-Make this a habit! Every month, write down all of the people/places/things you are thankful for. Maybe for christmas, you can make a thankful Christmas Tree … who knows?!
-Pray. Take time to thank the Lord for giving you all of these things. 1 Timothy 4:4 says that everything created by God is good … so let’s bring it all back to Him and give Him thanks!
Make sure to post a picture of your Thankful Turkeys on social media and tag us @Centrikid and use the tag #CKThanks. We can’t wait to see all of the things that you are thankful for … and we might even repost some turkeys! As always, thank you for taking the time with us to reflect on what we are Grateful for this holiday season!
Click below to download these fun Scripture reminders for your desk!
All parents love Christmas tree ornaments made by their children. My wife and I still have treasured kid-made ornaments that are over 40 years old. And, we continue to place them on our Christmas tree each year!
Two of our favorites:
Wooden Drapery Ring Ornament:
- Wooden Drapery Ring
- Acrylic Paint
- Photo of your child (possibly posed in front of a stable scene)
- Felt scrap
- Black permanent marker
- Lay drapery ring on top of kid’s photo and then on the scrap of felt and trace the ring.
- Cut out the traced circle on the photo and on the felt.
- Paint the drapery ring.
- Glue the ring onto front of the photo with the metal circle of drapery ring on top.
- Trace, cut out, and glue felt circle onto the back of the photo.
- Decorate ring with glitter/sequins.
- Tie a loop of ribbon onto the metal ring for placing the ornament onto your Christmas tree.
- Print the child’s name and date on back of the ornament with a black permanent marker.
- Enjoy for years!
Jesus and the Star Ornament
- Yellow star cut from poster board
- Gold/metallic chenille stem
- Small amount of hay
- Glue and tape
- Small, oval shape from white paper

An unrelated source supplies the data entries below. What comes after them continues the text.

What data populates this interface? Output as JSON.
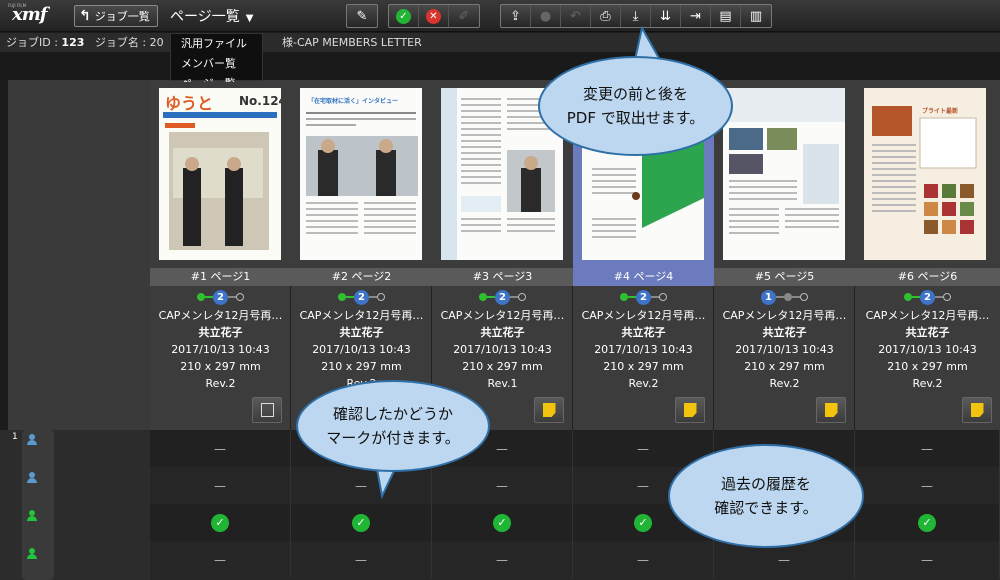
{
  "toolbar": {
    "logo_text": "xmf",
    "logo_small": "FUJI FILM",
    "job_list_label": "ジョブ一覧",
    "page_list_label": "ページ一覧",
    "page_list_caret": "▼"
  },
  "info": {
    "job_id_label": "ジョブID : ",
    "job_id_value": "123",
    "job_name_label": "ジョブ名 : 20",
    "job_name_tail": "様-CAP   MEMBERS   LETTER"
  },
  "dropdown": {
    "items": [
      "汎用ファイル",
      "メンバー覧",
      "ページ一覧"
    ]
  },
  "pages": [
    {
      "label": "#1 ページ1",
      "step": "2",
      "title": "CAPメンレタ12月号再…",
      "author": "共立花子",
      "date": "2017/10/13 10:43",
      "size": "210 x 297 mm",
      "rev": "Rev.2",
      "note": "white"
    },
    {
      "label": "#2 ページ2",
      "step": "2",
      "title": "CAPメンレタ12月号再…",
      "author": "共立花子",
      "date": "2017/10/13 10:43",
      "size": "210 x 297 mm",
      "rev": "Rev.2",
      "note": "yellow"
    },
    {
      "label": "#3 ページ3",
      "step": "2",
      "title": "CAPメンレタ12月号再…",
      "author": "共立花子",
      "date": "2017/10/13 10:43",
      "size": "210 x 297 mm",
      "rev": "Rev.1",
      "note": "yellow"
    },
    {
      "label": "#4 ページ4",
      "step": "2",
      "title": "CAPメンレタ12月号再…",
      "author": "共立花子",
      "date": "2017/10/13 10:43",
      "size": "210 x 297 mm",
      "rev": "Rev.2",
      "note": "yellow"
    },
    {
      "label": "#5 ページ5",
      "step": "1",
      "title": "CAPメンレタ12月号再…",
      "author": "共立花子",
      "date": "2017/10/13 10:43",
      "size": "210 x 297 mm",
      "rev": "Rev.2",
      "note": "yellow"
    },
    {
      "label": "#6 ページ6",
      "step": "2",
      "title": "CAPメンレタ12月号再…",
      "author": "共立花子",
      "date": "2017/10/13 10:43",
      "size": "210 x 297 mm",
      "rev": "Rev.2",
      "note": "yellow"
    }
  ],
  "thumb_text": {
    "p1_masthead": "ゆうと",
    "p1_issue": "No.124",
    "p2_heading": "「在宅取材に活く」インタビュー",
    "p6_heading": "ブライト最新"
  },
  "rows": {
    "row_number": "1",
    "dash": "—",
    "check": "✓",
    "colors": {
      "blue_person": "#5b9bd5",
      "green_person": "#21c43a"
    }
  },
  "callouts": {
    "pdf": [
      "変更の前と後を",
      "PDF で取出せます。"
    ],
    "mark": [
      "確認したかどうか",
      "マークが付きます。"
    ],
    "history": [
      "過去の履歴を",
      "確認できます。"
    ]
  }
}
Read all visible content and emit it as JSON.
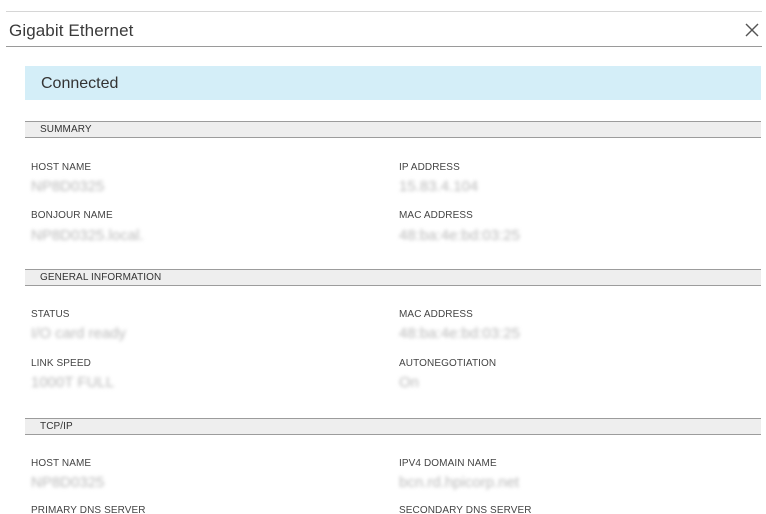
{
  "dialog": {
    "title": "Gigabit Ethernet",
    "close_icon": "close-icon"
  },
  "status": {
    "text": "Connected",
    "color": "#d4eef8"
  },
  "sections": {
    "summary": {
      "title": "SUMMARY",
      "host_name_label": "HOST NAME",
      "host_name_value": "NP8D0325",
      "ip_address_label": "IP ADDRESS",
      "ip_address_value": "15.83.4.104",
      "bonjour_name_label": "BONJOUR NAME",
      "bonjour_name_value": "NP8D0325.local.",
      "mac_address_label": "MAC ADDRESS",
      "mac_address_value": "48:ba:4e:bd:03:25"
    },
    "general": {
      "title": "GENERAL INFORMATION",
      "status_label": "STATUS",
      "status_value": "I/O card ready",
      "mac_address_label": "MAC ADDRESS",
      "mac_address_value": "48:ba:4e:bd:03:25",
      "link_speed_label": "LINK SPEED",
      "link_speed_value": "1000T FULL",
      "autonegotiation_label": "AUTONEGOTIATION",
      "autonegotiation_value": "On"
    },
    "tcpip": {
      "title": "TCP/IP",
      "host_name_label": "HOST NAME",
      "host_name_value": "NP8D0325",
      "ipv4_domain_label": "IPV4 DOMAIN NAME",
      "ipv4_domain_value": "bcn.rd.hpicorp.net",
      "primary_dns_label": "PRIMARY DNS SERVER",
      "secondary_dns_label": "SECONDARY DNS SERVER"
    }
  }
}
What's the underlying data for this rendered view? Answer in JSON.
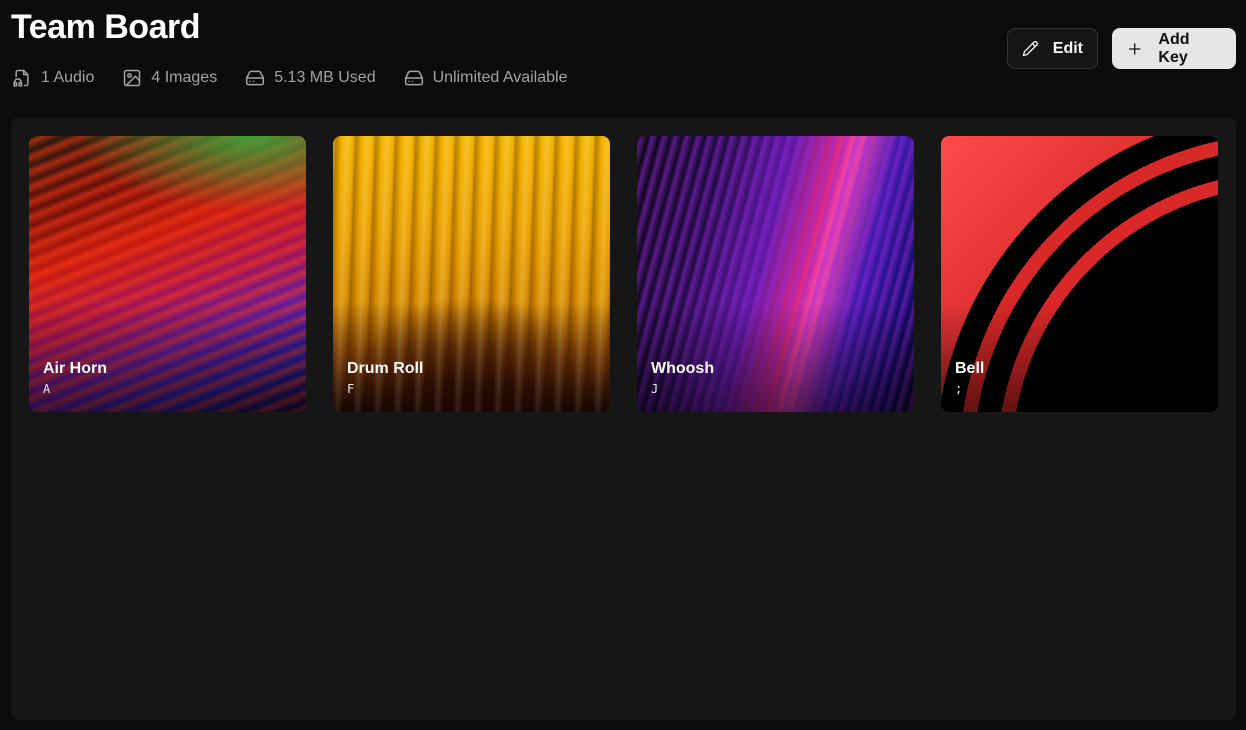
{
  "header": {
    "title": "Team Board",
    "stats": [
      {
        "icon": "audio-file-icon",
        "label": "1 Audio"
      },
      {
        "icon": "image-icon",
        "label": "4 Images"
      },
      {
        "icon": "hard-drive-icon",
        "label": "5.13 MB Used"
      },
      {
        "icon": "hard-drive-icon",
        "label": "Unlimited Available"
      }
    ]
  },
  "actions": {
    "edit_label": "Edit",
    "add_key_label": "Add Key"
  },
  "cards": [
    {
      "name": "Air Horn",
      "key": "A"
    },
    {
      "name": "Drum Roll",
      "key": "F"
    },
    {
      "name": "Whoosh",
      "key": "J"
    },
    {
      "name": "Bell",
      "key": ";"
    }
  ],
  "colors": {
    "page_bg": "#0b0b0b",
    "board_bg": "#161616",
    "muted_text": "#a3a3a3",
    "primary_button_bg": "#e6e6e6"
  }
}
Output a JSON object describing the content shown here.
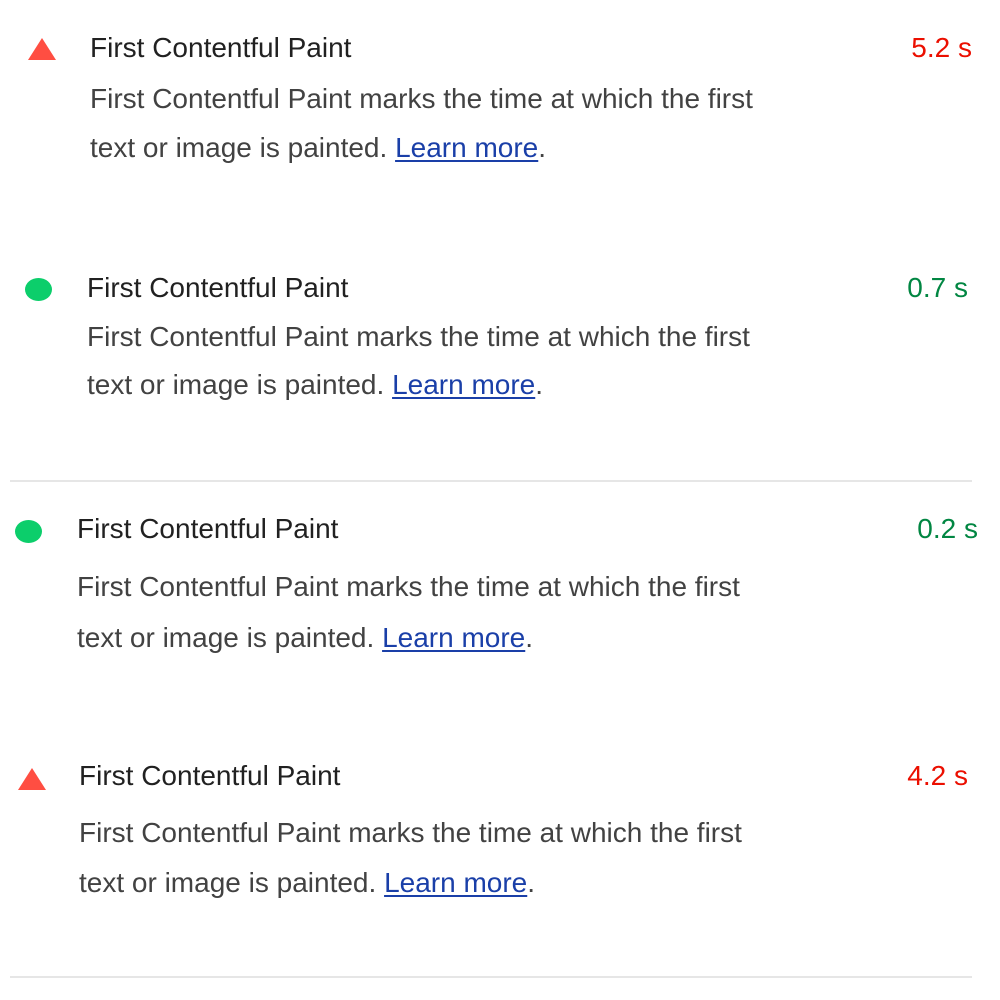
{
  "colors": {
    "fail_icon": "#ff4e42",
    "fail_value": "#eb0f00",
    "pass_icon": "#0cce6b",
    "pass_value": "#018642",
    "link": "#1a3fa8"
  },
  "audits": [
    {
      "status": "fail",
      "icon": "triangle-warning-icon",
      "title": "First Contentful Paint",
      "value": "5.2 s",
      "description": "First Contentful Paint marks the time at which the first text or image is painted.",
      "link_text": "Learn more",
      "trailing": "."
    },
    {
      "status": "pass",
      "icon": "circle-pass-icon",
      "title": "First Contentful Paint",
      "value": "0.7 s",
      "description": "First Contentful Paint marks the time at which the first text or image is painted.",
      "link_text": "Learn more",
      "trailing": "."
    },
    {
      "status": "pass",
      "icon": "circle-pass-icon",
      "title": "First Contentful Paint",
      "value": "0.2 s",
      "description": "First Contentful Paint marks the time at which the first text or image is painted.",
      "link_text": "Learn more",
      "trailing": "."
    },
    {
      "status": "fail",
      "icon": "triangle-warning-icon",
      "title": "First Contentful Paint",
      "value": "4.2 s",
      "description": "First Contentful Paint marks the time at which the first text or image is painted.",
      "link_text": "Learn more",
      "trailing": "."
    }
  ]
}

- Small circle shape from pink or tan paper
- Silver sequins
- Black permanent marker
- Position the star with one of the points at the top.
- In the two lowest star points glue a small amount of hay.
- Glue the white oval onto the top of the hay for baby Jesus’ body.
- Glue the pink or tan circle onto one end of the oval for baby Jesus’ head.
- Encourage the child to draw a face on the baby Jesus with the black marker.
- Make a loop with the chenille stem and tape it onto the top/back of the star.
- Print the child’s name and the date on the back of the ornament.
- Enjoy for years!
Jerry Vogel is an Editorial Ministry Specialist in LifeWay Kids. He is a graduate of Dallas Baptist University and has served over 40 years in Kids Ministry at the local church level as well as at LifeWay. Jerry currently teaches four-year-olds at his church.